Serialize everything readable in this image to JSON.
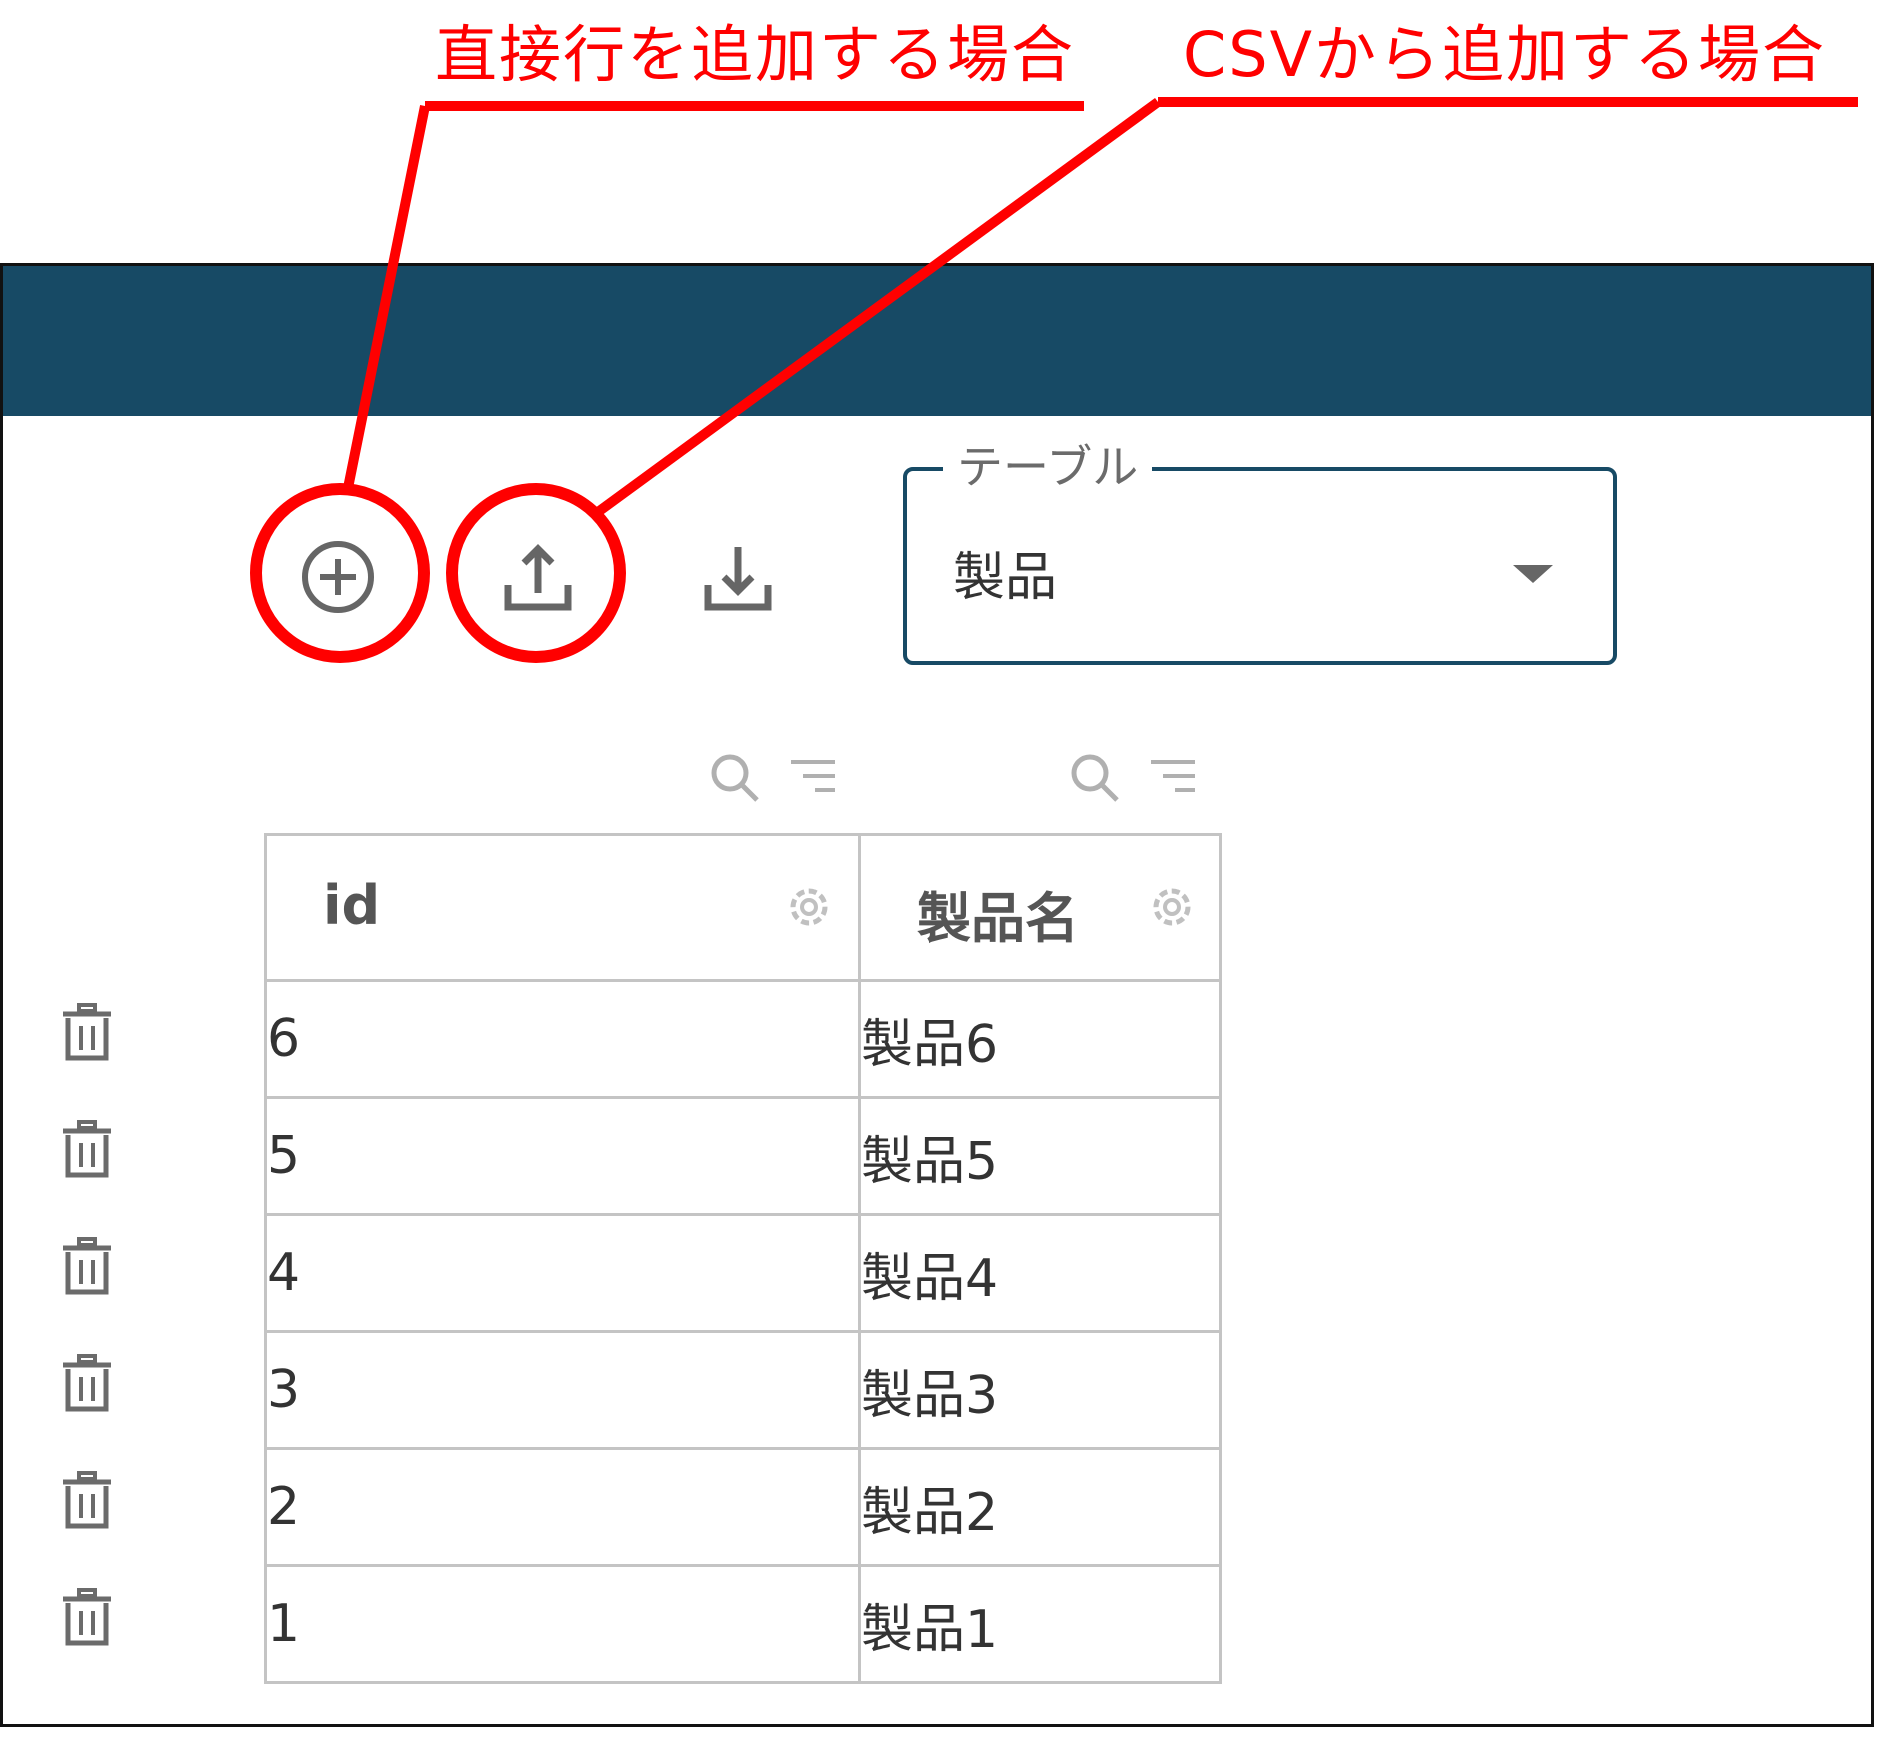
{
  "annotations": {
    "add_row_callout": "直接行を追加する場合",
    "add_csv_callout": "CSVから追加する場合",
    "highlight_color": "#ff0000"
  },
  "header": {
    "color": "#174a65"
  },
  "toolbar": {
    "add_icon": "add-circle-icon",
    "upload_icon": "upload-icon",
    "download_icon": "download-icon"
  },
  "table_select": {
    "legend": "テーブル",
    "value": "製品"
  },
  "table": {
    "columns": [
      "id",
      "製品名"
    ],
    "rows": [
      {
        "id": "6",
        "name": "製品6"
      },
      {
        "id": "5",
        "name": "製品5"
      },
      {
        "id": "4",
        "name": "製品4"
      },
      {
        "id": "3",
        "name": "製品3"
      },
      {
        "id": "2",
        "name": "製品2"
      },
      {
        "id": "1",
        "name": "製品1"
      }
    ]
  }
}
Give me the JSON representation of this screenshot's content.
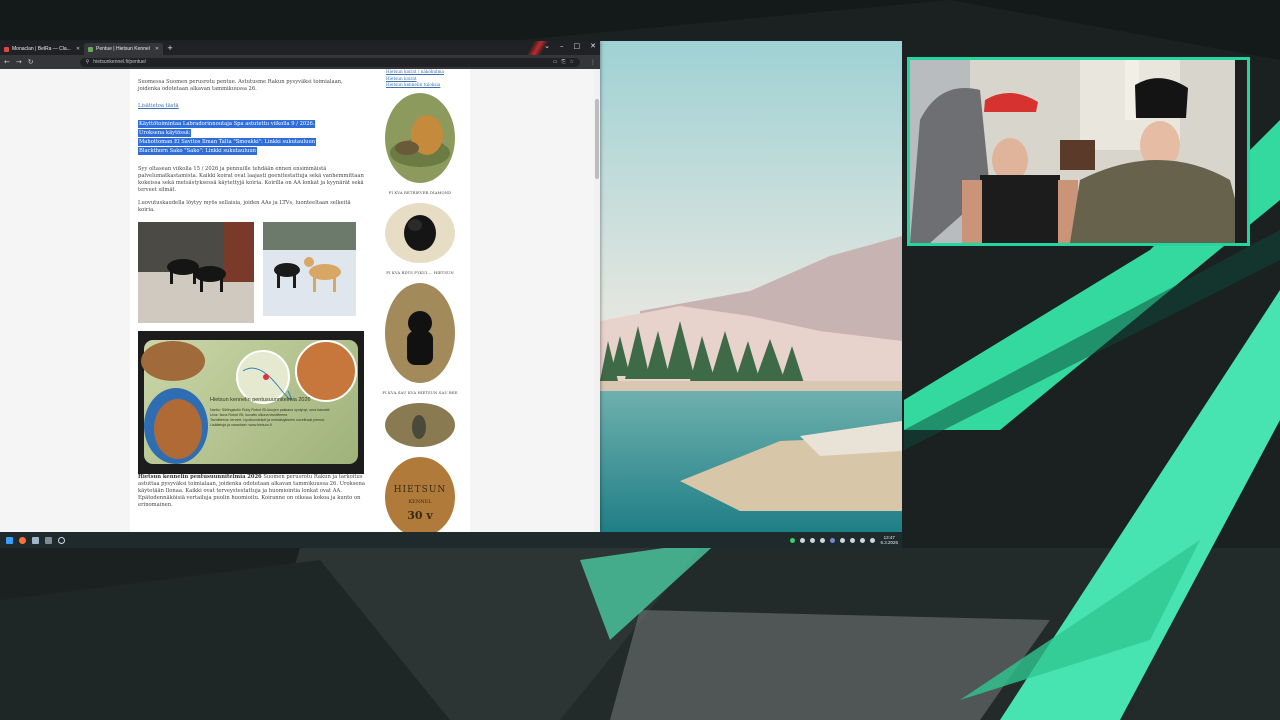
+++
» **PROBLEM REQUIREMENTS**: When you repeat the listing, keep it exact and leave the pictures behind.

» **REPLY**:
Serialize everything readable in this image to JSON.
{
  "annotations": {
    "add_row_callout": "直接行を追加する場合",
    "add_csv_callout": "CSVから追加する場合",
    "highlight_color": "#ff0000"
  },
  "header": {
    "color": "#174a65"
  },
  "toolbar": {
    "add_icon": "add-circle-icon",
    "upload_icon": "upload-icon",
    "download_icon": "download-icon"
  },
  "table_select": {
    "legend": "テーブル",
    "value": "製品"
  },
  "table": {
    "columns": [
      "id",
      "製品名"
    ],
    "rows": [
      {
        "id": "6",
        "name": "製品6"
      },
      {
        "id": "5",
        "name": "製品5"
      },
      {
        "id": "4",
        "name": "製品4"
      },
      {
        "id": "3",
        "name": "製品3"
      },
      {
        "id": "2",
        "name": "製品2"
      },
      {
        "id": "1",
        "name": "製品1"
      }
    ]
  }
}
Give me the JSON representation of this screenshot's content.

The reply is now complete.